A federal judge has dismissed a case by Naperville residents opposed to the city's smart meter program, but the lawsuit is likely far from over.
Members of the opposition group Naperville Smart Meter Awareness have already announced their intent to file an amended complaint.
Doug Ibendahl, the group's attorney, said the judge's decision is a good opportunity for them.
"There's been a lot of additional information that has come out about the smart meters and related issues in the past year," Ibendahl said. "We can incorporate all that now."
The original complaint from December 2011 aimed to halt installation of the meters, which are designed to wirelessly collect data from 57,000 electric customers.
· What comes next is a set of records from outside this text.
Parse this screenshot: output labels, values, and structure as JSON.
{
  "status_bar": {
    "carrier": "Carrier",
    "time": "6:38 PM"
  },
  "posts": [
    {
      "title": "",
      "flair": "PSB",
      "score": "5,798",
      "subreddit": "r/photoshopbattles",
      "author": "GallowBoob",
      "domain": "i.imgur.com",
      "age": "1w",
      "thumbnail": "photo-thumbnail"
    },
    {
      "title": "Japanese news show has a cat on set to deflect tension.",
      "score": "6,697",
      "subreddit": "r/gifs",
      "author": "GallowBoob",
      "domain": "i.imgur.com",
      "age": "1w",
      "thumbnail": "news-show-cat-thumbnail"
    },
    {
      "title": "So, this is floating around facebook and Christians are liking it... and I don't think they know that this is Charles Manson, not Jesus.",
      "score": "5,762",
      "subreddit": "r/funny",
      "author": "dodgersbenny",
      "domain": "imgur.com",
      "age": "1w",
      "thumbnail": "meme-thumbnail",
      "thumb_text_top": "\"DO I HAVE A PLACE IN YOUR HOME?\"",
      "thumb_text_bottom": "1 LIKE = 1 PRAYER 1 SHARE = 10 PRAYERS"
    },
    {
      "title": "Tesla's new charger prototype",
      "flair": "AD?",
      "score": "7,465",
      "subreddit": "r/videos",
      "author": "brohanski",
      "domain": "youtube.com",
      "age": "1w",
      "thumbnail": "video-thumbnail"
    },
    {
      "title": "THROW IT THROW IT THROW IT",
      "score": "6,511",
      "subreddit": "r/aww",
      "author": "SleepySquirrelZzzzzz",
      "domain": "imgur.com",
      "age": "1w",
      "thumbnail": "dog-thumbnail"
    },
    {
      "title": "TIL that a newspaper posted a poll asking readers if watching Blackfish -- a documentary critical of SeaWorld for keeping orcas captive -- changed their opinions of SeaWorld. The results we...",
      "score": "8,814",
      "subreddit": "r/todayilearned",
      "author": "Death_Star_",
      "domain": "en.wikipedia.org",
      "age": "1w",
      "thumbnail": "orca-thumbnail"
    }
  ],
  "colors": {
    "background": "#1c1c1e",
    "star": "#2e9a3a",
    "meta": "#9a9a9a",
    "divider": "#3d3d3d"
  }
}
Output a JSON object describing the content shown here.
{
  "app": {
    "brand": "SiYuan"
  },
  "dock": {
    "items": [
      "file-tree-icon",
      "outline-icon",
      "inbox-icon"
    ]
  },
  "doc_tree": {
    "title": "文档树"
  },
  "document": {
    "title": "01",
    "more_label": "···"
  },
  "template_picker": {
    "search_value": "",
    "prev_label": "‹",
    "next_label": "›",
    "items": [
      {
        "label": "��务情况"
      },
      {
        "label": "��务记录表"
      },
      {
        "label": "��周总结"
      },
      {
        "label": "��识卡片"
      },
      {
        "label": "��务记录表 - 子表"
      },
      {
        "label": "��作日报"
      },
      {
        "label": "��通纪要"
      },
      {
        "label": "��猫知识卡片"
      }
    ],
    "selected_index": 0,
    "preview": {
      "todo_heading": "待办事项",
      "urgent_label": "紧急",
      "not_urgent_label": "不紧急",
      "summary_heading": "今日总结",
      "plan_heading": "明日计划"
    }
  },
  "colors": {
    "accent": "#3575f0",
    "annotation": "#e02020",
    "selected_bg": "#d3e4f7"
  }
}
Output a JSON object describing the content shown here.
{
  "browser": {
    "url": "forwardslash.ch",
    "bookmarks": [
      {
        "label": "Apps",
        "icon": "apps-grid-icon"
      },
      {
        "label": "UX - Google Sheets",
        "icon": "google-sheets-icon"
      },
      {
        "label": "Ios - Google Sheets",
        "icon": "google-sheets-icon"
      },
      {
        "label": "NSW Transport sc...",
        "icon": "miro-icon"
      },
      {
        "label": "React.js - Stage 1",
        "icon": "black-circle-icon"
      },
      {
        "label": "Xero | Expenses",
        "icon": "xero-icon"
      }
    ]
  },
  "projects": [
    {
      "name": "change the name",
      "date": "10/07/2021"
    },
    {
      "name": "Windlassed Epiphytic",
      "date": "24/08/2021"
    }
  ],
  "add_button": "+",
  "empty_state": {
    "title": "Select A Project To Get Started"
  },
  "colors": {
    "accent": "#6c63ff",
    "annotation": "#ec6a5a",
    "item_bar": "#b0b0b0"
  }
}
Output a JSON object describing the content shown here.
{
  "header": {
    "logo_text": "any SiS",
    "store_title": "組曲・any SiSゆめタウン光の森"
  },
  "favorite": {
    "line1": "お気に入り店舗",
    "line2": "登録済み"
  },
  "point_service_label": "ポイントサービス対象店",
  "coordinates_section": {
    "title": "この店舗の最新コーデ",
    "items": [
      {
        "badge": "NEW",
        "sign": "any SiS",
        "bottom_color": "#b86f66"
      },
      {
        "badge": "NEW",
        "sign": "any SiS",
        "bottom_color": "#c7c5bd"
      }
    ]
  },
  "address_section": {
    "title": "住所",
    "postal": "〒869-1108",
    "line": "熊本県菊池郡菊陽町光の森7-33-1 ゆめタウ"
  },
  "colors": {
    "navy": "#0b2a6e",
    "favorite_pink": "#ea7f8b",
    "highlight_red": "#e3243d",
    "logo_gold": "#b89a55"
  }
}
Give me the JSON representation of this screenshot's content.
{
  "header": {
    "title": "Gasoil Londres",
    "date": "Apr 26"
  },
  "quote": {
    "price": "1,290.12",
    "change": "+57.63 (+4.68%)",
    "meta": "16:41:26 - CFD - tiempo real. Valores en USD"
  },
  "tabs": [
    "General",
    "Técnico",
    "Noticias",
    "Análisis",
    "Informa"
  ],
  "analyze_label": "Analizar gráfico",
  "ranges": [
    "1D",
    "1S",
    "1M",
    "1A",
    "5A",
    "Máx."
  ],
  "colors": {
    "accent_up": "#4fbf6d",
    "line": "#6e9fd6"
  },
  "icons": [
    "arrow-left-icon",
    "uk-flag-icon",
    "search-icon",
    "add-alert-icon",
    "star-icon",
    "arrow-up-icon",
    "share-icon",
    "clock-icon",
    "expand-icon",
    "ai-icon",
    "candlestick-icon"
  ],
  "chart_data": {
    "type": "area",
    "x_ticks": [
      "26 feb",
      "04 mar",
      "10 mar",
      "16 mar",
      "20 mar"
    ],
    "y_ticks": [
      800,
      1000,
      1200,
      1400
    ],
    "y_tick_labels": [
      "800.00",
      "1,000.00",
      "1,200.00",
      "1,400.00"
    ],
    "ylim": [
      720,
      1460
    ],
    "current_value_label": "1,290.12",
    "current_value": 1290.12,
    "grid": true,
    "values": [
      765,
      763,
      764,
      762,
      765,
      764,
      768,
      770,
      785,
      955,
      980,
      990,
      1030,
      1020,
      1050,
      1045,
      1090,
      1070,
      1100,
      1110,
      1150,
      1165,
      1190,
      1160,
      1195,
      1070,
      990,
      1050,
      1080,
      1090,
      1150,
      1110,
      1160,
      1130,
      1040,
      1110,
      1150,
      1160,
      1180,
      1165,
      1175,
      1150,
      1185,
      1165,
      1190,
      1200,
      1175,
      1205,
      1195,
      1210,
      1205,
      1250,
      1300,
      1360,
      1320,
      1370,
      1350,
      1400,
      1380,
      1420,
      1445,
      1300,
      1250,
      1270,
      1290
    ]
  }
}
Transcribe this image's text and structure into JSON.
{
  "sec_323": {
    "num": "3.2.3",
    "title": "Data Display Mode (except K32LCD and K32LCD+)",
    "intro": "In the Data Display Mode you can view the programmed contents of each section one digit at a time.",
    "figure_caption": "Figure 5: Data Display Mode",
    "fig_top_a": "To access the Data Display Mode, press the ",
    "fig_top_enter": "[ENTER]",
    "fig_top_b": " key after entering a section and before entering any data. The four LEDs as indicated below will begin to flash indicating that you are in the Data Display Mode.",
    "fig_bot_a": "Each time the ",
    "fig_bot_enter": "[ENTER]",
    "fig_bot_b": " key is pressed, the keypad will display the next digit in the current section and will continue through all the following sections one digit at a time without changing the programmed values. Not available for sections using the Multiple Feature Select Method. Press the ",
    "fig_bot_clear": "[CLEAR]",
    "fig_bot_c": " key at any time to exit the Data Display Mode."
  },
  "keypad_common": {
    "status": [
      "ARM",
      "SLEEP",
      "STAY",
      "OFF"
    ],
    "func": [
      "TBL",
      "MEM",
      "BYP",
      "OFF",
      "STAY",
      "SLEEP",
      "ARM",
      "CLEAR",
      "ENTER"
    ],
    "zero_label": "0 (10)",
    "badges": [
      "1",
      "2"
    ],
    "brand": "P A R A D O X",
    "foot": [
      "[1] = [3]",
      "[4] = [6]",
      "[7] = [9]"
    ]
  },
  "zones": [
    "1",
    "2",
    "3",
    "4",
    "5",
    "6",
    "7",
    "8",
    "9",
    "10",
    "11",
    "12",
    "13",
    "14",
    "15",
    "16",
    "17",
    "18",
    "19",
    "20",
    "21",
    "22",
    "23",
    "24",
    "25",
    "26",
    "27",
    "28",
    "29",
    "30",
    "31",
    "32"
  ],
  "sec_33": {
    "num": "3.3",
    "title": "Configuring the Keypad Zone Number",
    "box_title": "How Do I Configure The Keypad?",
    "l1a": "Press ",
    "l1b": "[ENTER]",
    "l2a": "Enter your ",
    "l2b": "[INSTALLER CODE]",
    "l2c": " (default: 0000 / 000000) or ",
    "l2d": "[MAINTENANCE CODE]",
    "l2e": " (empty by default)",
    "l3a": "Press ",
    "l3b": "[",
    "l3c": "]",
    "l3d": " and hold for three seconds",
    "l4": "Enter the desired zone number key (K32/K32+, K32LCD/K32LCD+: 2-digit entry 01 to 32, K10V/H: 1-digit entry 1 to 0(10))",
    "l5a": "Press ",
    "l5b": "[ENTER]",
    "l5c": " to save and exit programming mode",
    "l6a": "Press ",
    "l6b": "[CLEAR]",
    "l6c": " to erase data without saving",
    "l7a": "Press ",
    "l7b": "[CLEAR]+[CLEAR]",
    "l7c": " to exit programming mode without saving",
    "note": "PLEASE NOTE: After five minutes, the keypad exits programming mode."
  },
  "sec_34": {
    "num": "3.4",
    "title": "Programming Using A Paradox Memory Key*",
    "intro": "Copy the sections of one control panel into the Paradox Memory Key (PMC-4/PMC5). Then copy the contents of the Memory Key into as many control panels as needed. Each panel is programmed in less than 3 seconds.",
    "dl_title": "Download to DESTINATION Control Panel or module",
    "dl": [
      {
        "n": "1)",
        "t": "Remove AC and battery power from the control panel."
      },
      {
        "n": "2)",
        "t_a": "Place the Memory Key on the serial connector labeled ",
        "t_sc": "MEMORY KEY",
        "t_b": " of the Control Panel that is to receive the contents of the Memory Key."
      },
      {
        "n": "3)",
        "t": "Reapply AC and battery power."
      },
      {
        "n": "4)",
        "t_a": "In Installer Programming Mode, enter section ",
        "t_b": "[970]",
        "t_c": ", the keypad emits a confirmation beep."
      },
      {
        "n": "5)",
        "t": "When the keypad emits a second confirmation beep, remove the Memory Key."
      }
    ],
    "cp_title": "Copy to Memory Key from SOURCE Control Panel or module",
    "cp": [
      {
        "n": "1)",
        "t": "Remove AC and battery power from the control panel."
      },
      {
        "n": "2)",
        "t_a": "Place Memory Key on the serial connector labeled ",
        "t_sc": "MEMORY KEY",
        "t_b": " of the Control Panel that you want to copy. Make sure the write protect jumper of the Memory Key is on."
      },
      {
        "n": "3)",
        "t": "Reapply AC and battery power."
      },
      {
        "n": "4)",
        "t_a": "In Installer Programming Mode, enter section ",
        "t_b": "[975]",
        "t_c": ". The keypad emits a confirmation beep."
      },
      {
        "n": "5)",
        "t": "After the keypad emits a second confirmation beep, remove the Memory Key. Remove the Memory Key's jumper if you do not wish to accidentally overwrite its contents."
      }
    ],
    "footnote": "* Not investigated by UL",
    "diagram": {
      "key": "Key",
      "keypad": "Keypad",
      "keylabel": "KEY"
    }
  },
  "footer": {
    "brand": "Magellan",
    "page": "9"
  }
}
City officials are billing the $22 million Smart Grid Initiative a safe upgrade to provide more efficient, cost-effective and reliable service to customers.
Opponents say there are health risks associated with the wireless network as well as privacy and security concerns with the monitoring. "This case is very simple," Ibendahl said. "All my clients are asking is to be allowed to have the same relief, the same option, the same ability, to opt out and refuse a smart meter that customers are getting all over the country."
City Manager Doug Krieger said officials are happy with the outcome of the federal lawsuit.
"The city is very pleased with the dismissal," Krieger said. "We thought that the judge did a great job in discussions as to why the case should have been dismissed."
The smart meter project includes installation at all meter locations but gives people the option of turning off the wireless capability, effectively causing it to function like the meters people already have.
In the lawsuit, the plaintiffs argued the city violated the law and exposed people to harmful radio waves in requiring the smart meter installation and subjected individuals to unreasonable searches because of how the meters are read.
In his decision, Judge John Lee said because the City of Naperville offered residents the option to turn the wireless capabilities off, they did not force anyone into anything that would compromise their health. He also said that homeowners waived the right to sue over privacy concerns because city employees have been reading the meters manually for years.
Ibendahl said the judge's decision included valuable feedback the group would use before filing again.
Naperville Smart Meter Awareness members are looking for residents who have been overbilled, suffered property damage, had a meter installed against their will or can prove health issues related to the meters to join the lawsuit, according to the group's website.
Plaintiffs have until April 5 to file the amended complaint.